─── Data for this exercise

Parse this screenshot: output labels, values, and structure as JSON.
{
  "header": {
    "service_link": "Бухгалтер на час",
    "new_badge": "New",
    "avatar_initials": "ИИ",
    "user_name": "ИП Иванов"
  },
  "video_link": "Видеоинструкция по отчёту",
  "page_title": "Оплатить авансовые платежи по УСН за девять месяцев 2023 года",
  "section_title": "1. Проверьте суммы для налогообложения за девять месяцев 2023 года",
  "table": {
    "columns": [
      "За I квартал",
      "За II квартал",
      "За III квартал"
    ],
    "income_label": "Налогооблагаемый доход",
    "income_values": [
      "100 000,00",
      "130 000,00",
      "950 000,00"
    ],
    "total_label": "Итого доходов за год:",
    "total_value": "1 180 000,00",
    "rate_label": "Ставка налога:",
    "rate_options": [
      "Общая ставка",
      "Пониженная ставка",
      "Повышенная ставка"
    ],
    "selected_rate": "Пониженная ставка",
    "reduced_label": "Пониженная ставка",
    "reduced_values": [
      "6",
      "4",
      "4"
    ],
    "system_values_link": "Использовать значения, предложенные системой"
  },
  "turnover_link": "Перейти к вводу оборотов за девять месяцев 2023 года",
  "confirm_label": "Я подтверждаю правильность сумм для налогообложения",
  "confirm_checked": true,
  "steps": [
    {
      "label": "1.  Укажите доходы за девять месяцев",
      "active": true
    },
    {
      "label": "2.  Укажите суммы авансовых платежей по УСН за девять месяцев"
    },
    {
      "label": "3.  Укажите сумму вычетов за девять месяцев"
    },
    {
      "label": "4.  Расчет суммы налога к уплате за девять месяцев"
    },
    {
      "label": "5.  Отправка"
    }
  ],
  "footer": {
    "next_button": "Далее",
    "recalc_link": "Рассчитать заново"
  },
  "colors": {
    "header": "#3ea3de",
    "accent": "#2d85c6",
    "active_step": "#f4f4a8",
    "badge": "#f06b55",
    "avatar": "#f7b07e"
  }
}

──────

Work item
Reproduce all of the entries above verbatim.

Response below
Parse this screenshot: output labels, values, and structure as JSON.
{
  "header": {
    "service_link": "Бухгалтер на час",
    "new_badge": "New",
    "avatar_initials": "ИИ",
    "user_name": "ИП Иванов"
  },
  "video_link": "Видеоинструкция по отчёту",
  "page_title": "Оплатить авансовые платежи по УСН за девять месяцев 2023 года",
  "section_title": "1. Проверьте суммы для налогообложения за девять месяцев 2023 года",
  "table": {
    "columns": [
      "За I квартал",
      "За II квартал",
      "За III квартал"
    ],
    "income_label": "Налогооблагаемый доход",
    "income_values": [
      "100 000,00",
      "130 000,00",
      "950 000,00"
    ],
    "total_label": "Итого доходов за год:",
    "total_value": "1 180 000,00",
    "rate_label": "Ставка налога:",
    "rate_options": [
      "Общая ставка",
      "Пониженная ставка",
      "Повышенная ставка"
    ],
    "selected_rate": "Пониженная ставка",
    "reduced_label": "Пониженная ставка",
    "reduced_values": [
      "6",
      "4",
      "4"
    ],
    "system_values_link": "Использовать значения, предложенные системой"
  },
  "turnover_link": "Перейти к вводу оборотов за девять месяцев 2023 года",
  "confirm_label": "Я подтверждаю правильность сумм для налогообложения",
  "confirm_checked": true,
  "steps": [
    {
      "label": "1.  Укажите доходы за девять месяцев",
      "active": true
    },
    {
      "label": "2.  Укажите суммы авансовых платежей по УСН за девять месяцев"
    },
    {
      "label": "3.  Укажите сумму вычетов за девять месяцев"
    },
    {
      "label": "4.  Расчет суммы налога к уплате за девять месяцев"
    },
    {
      "label": "5.  Отправка"
    }
  ],
  "footer": {
    "next_button": "Далее",
    "recalc_link": "Рассчитать заново"
  },
  "colors": {
    "header": "#3ea3de",
    "accent": "#2d85c6",
    "active_step": "#f4f4a8",
    "badge": "#f06b55",
    "avatar": "#f7b07e"
  }
}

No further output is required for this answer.